_SOURCE INFORMATION_
*** Begin section ***

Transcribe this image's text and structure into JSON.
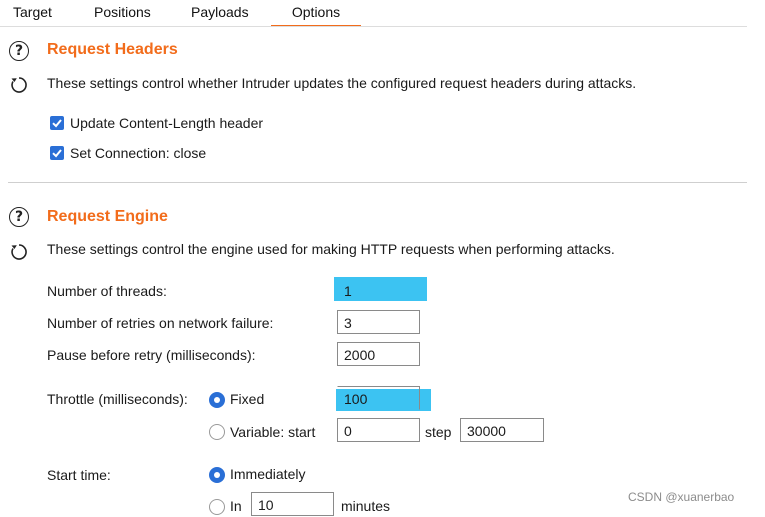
{
  "tabs": [
    {
      "label": "Target"
    },
    {
      "label": "Positions"
    },
    {
      "label": "Payloads"
    },
    {
      "label": "Options",
      "active": true
    }
  ],
  "request_headers": {
    "title": "Request Headers",
    "description": "These settings control whether Intruder updates the configured request headers during attacks.",
    "checkboxes": [
      {
        "label": "Update Content-Length header",
        "checked": true
      },
      {
        "label": "Set Connection: close",
        "checked": true
      }
    ]
  },
  "request_engine": {
    "title": "Request Engine",
    "description": "These settings control the engine used for making HTTP requests when performing attacks.",
    "threads_label": "Number of threads:",
    "threads_value": "1",
    "retries_label": "Number of retries on network failure:",
    "retries_value": "3",
    "pause_label": "Pause before retry (milliseconds):",
    "pause_value": "2000",
    "throttle_label": "Throttle (milliseconds):",
    "throttle_fixed_label": "Fixed",
    "throttle_fixed_value": "100",
    "throttle_variable_label": "Variable:  start",
    "throttle_variable_start": "0",
    "throttle_step_label": "step",
    "throttle_step_value": "30000",
    "start_time_label": "Start time:",
    "start_immediately_label": "Immediately",
    "start_in_label": "In",
    "start_in_value": "10",
    "start_in_unit": "minutes"
  },
  "watermark": "CSDN @xuanerbao",
  "colors": {
    "accent": "#f26c1b",
    "checkbox": "#2a6fd6",
    "highlight": "#3cc3f2"
  },
  "icons": [
    "help-icon",
    "refresh-icon",
    "checkmark-icon"
  ]
}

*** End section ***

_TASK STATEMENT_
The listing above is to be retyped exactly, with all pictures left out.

_FINISHED EXERCISE_
Transcribe this image's text and structure into JSON.
{
  "tabs": [
    {
      "label": "Target"
    },
    {
      "label": "Positions"
    },
    {
      "label": "Payloads"
    },
    {
      "label": "Options",
      "active": true
    }
  ],
  "request_headers": {
    "title": "Request Headers",
    "description": "These settings control whether Intruder updates the configured request headers during attacks.",
    "checkboxes": [
      {
        "label": "Update Content-Length header",
        "checked": true
      },
      {
        "label": "Set Connection: close",
        "checked": true
      }
    ]
  },
  "request_engine": {
    "title": "Request Engine",
    "description": "These settings control the engine used for making HTTP requests when performing attacks.",
    "threads_label": "Number of threads:",
    "threads_value": "1",
    "retries_label": "Number of retries on network failure:",
    "retries_value": "3",
    "pause_label": "Pause before retry (milliseconds):",
    "pause_value": "2000",
    "throttle_label": "Throttle (milliseconds):",
    "throttle_fixed_label": "Fixed",
    "throttle_fixed_value": "100",
    "throttle_variable_label": "Variable:  start",
    "throttle_variable_start": "0",
    "throttle_step_label": "step",
    "throttle_step_value": "30000",
    "start_time_label": "Start time:",
    "start_immediately_label": "Immediately",
    "start_in_label": "In",
    "start_in_value": "10",
    "start_in_unit": "minutes"
  },
  "watermark": "CSDN @xuanerbao",
  "colors": {
    "accent": "#f26c1b",
    "checkbox": "#2a6fd6",
    "highlight": "#3cc3f2"
  },
  "icons": [
    "help-icon",
    "refresh-icon",
    "checkmark-icon"
  ]
}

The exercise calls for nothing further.